Major Arcana XII: The Shapeshifter

After David Maduli / After Natalie Diaz[1] // After Faith Adiele & Serena W. Lin // After Maya Soetoro-Ng & Monica Ramos // with lyrics from Sade & a paraphrase of Sylvia Plath

“[The Tik-tik] asks us to look at the parts of ourselves that we often turn away”
                 —Jana Lynne Umipig, Kapwa Tarot


Thirsty for the distant river, I never really listened

when popsi spoke of his dreams. Was on my way


up the offramp to teach in Southern Cali and Sade’s voice came on

with pretty much nothing but the guitar and the space it left for piano:

the way the mountains looked when the sun glinted their peaks

in the rearview mirror as the next line hit—only being late

prevented me from pulling over to let the river through.


Distant fire, back here, revealing the crows

faithful to time, the oldest masks are how

we wear the faces of our deities: god or demon:


which did you fear first? What I seek in billboards

shapeshifts into the part of me that’s missing,

the part that’s better framed by boarded up

windows and murals below—illicit preferred. Here, pink

sunglasses, here the tight-rolled joint I forget

I brought to work. Whatever hides also uncovers the beauty


                                                            that I am broken

multiples and complete. There are masks placed on us: the ones

we’re forced to wear like the scar of age. There are those we save

for our most intimate mirrors. What often goes un-noticed

in shapeshift is the residue of each previous shape,


like the residue of a volcano in the island-

sand, labyrinth lines of loss. Here, the poison; here

the mud that draws it out. My father told me, “seek

the temple in the one who sweeps it.”


                                                I remember his hands

and the way the mountains looked. Sorry o, Popsi. For years

I’ve pretended I learnt seeking elsewhere than from you. From someone

who broke windows because rotten foundations. That, too. Shapeshift

a rock into a mask: it reveals the faces of those

who carried the cornerstone. I’m speaking of justice because


I’m afraid to reveal my shame to you. Shapeshift reminds a wall

it hasn’t always been a wall. Graffiti is a tattoo of that memory,

give thanks. Heavy with the burden of
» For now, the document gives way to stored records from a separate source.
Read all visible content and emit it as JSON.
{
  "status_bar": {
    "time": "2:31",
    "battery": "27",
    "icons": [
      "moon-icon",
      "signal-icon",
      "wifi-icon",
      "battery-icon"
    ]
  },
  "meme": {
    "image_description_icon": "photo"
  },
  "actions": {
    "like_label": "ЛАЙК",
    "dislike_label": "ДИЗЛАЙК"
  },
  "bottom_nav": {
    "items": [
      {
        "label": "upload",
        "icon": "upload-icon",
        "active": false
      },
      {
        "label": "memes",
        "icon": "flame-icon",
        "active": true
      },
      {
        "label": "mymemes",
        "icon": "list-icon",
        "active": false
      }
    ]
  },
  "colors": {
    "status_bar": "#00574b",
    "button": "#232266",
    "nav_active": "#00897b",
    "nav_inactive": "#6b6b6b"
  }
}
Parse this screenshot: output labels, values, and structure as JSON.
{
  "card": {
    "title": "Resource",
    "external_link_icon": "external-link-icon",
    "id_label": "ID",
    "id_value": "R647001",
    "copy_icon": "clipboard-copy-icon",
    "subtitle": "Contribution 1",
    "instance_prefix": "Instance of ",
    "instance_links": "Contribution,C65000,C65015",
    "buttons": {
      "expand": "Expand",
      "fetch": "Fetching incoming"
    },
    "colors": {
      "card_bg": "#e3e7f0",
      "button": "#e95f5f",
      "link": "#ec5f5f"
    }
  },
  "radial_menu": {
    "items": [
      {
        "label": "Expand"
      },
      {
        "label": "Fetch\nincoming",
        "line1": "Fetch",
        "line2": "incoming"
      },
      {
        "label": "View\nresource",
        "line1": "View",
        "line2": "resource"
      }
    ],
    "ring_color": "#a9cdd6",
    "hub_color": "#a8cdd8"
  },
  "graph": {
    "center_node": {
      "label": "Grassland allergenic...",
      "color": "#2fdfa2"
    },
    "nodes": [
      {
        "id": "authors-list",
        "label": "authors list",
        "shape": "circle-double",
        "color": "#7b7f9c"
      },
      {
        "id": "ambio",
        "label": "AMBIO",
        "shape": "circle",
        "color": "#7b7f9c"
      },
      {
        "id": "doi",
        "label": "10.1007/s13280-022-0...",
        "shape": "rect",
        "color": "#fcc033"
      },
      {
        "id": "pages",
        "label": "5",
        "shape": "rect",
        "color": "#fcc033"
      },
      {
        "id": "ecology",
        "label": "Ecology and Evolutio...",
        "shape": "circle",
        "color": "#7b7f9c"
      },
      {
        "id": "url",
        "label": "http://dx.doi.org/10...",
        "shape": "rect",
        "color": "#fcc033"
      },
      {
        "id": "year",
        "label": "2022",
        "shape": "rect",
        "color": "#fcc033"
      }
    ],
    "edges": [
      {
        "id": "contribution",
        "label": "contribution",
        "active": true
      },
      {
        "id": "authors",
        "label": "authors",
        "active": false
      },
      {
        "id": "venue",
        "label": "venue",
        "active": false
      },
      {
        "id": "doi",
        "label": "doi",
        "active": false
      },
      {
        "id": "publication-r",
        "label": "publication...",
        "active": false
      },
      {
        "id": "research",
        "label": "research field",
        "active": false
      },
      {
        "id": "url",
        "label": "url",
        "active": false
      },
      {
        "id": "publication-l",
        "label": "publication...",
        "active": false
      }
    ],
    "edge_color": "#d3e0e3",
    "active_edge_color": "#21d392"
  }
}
the truth, remind the wall how easily it becomes

a mirror, a thing that knows to shatter. I remember


my father looking at his only children. Sad: the light shot
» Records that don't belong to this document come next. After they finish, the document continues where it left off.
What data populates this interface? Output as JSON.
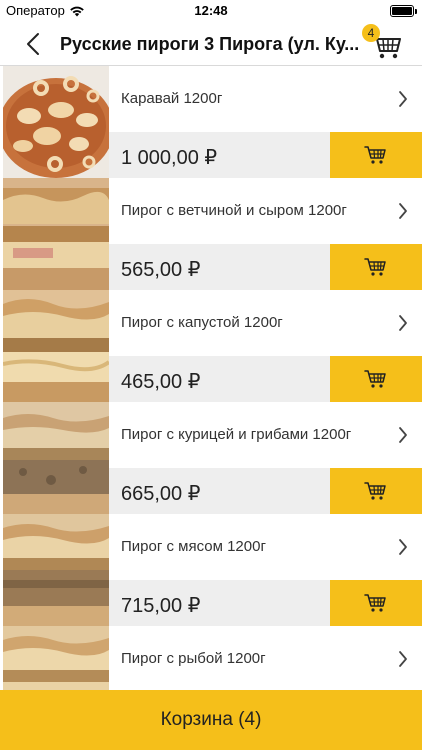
{
  "status_bar": {
    "carrier": "Оператор",
    "time": "12:48"
  },
  "header": {
    "title": "Русские пироги 3 Пирога (ул. Ку...",
    "cart_count": "4"
  },
  "products": [
    {
      "name": "Каравай 1200г",
      "price": "1 000,00 ₽"
    },
    {
      "name": "Пирог с ветчиной и сыром 1200г",
      "price": "565,00 ₽"
    },
    {
      "name": "Пирог с капустой 1200г",
      "price": "465,00 ₽"
    },
    {
      "name": "Пирог с курицей и грибами 1200г",
      "price": "665,00 ₽"
    },
    {
      "name": "Пирог с мясом 1200г",
      "price": "715,00 ₽"
    },
    {
      "name": "Пирог с рыбой 1200г",
      "price": ""
    }
  ],
  "footer": {
    "cart_label": "Корзина (4)"
  },
  "colors": {
    "accent": "#f5bf1a",
    "price_bg": "#eeeeee"
  },
  "icons": {
    "back": "chevron-left-icon",
    "cart": "shopping-cart-icon",
    "row": "chevron-right-icon"
  }
}
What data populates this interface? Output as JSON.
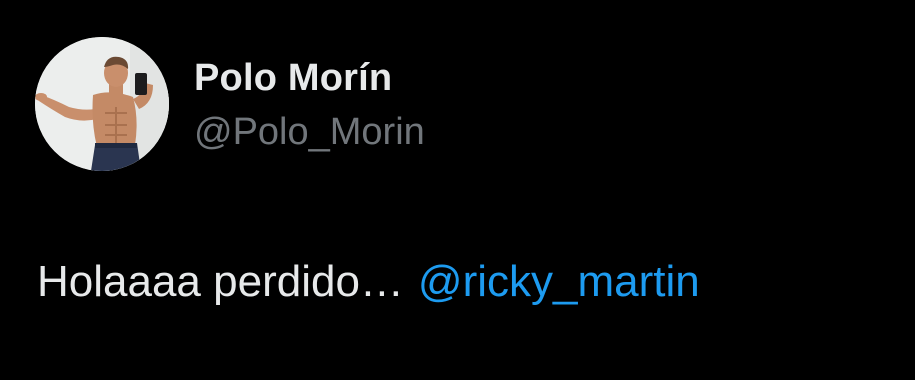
{
  "author": {
    "display_name": "Polo Morín",
    "handle": "@Polo_Morin",
    "avatar_icon": "profile-photo"
  },
  "tweet": {
    "text": "Holaaaa perdido…",
    "mention": "@ricky_martin"
  },
  "colors": {
    "background": "#000000",
    "name": "#e7e9ea",
    "handle": "#71767b",
    "text": "#e7e9ea",
    "link": "#1d9bf0"
  }
}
diamonds from his eyes when we told him we were jealous

of their blue. Popsi, sorry please for all the violence I do

to what you’ve taught me when I write. Sorry


I’m about to speak to you, instead of in your language,
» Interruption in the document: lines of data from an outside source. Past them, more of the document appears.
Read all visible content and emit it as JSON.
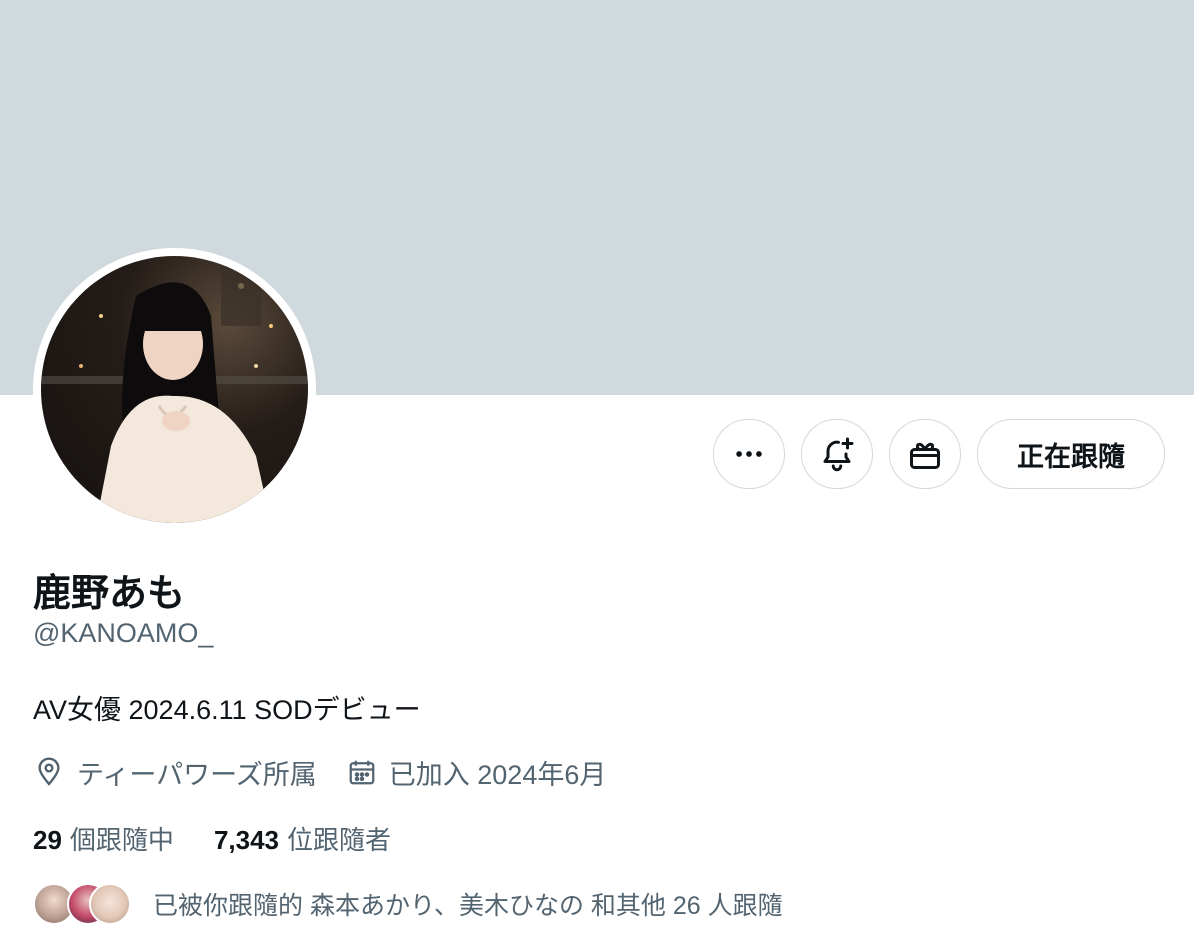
{
  "profile": {
    "display_name": "鹿野あも",
    "handle": "@KANOAMO_",
    "bio": "AV女優 2024.6.11 SODデビュー",
    "location": "ティーパワーズ所属",
    "joined": "已加入 2024年6月"
  },
  "actions": {
    "more_icon": "more-horizontal-icon",
    "notify_icon": "bell-plus-icon",
    "gift_icon": "gift-icon",
    "follow_label": "正在跟隨"
  },
  "stats": {
    "following_count": "29",
    "following_label": "個跟隨中",
    "followers_count": "7,343",
    "followers_label": "位跟隨者"
  },
  "followed_by": {
    "text": "已被你跟隨的 森本あかり、美木ひなの 和其他 26 人跟隨"
  },
  "colors": {
    "banner": "#cfd9de",
    "text_primary": "#0f1419",
    "text_secondary": "#536471",
    "border": "#cfd9de"
  }
}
in Greek mythology. What Narcissus teaches me

about shapeshift is this: it is not the reflection in the mirror

I should fear. It’s the mirror’s hungry-for-life ability to swallow.


                                                                        My father,

of Hindu descent at a Catholic First Communion, smiled as I tried

to stop him from getting up, walked—refusing to drop his head,

neither arm crossing his chest, neither fist at clench—right up and received

the blessing of the saved. As he sat back down at the end of our pew


he whispered, There is only one God. Shapeshift, finally,

tells me I need those words to mean:

no god will demand you walk right past

as if your shame is the one mirror you offer.

[1]    With the exception of “the mirror’s … ability to swallow” (which interpolates Sylvia Plath’s “Mirror”) & the final stanza, the italicized words come from Sade’s song “Like a Tattoo.”

Hari Alluri (he/him/siya) is the author of The Flayed City (Kaya) and Carving Ashes (CiCAC/Thompson Rivers). A winner of the 2020 Leonard A. Slade, Jr. Fellowship for Poets of Color and a co-founding editor of Locked Horn Press, he has received grants from the BC Arts Council and Canada Council for the Arts. His work appears in the Watch Your Head (Coach House) and Pandemic Solidarity (Pluto) anthologies, as well as recently in AnomalyOvenbirdSolstice, and elsewhere.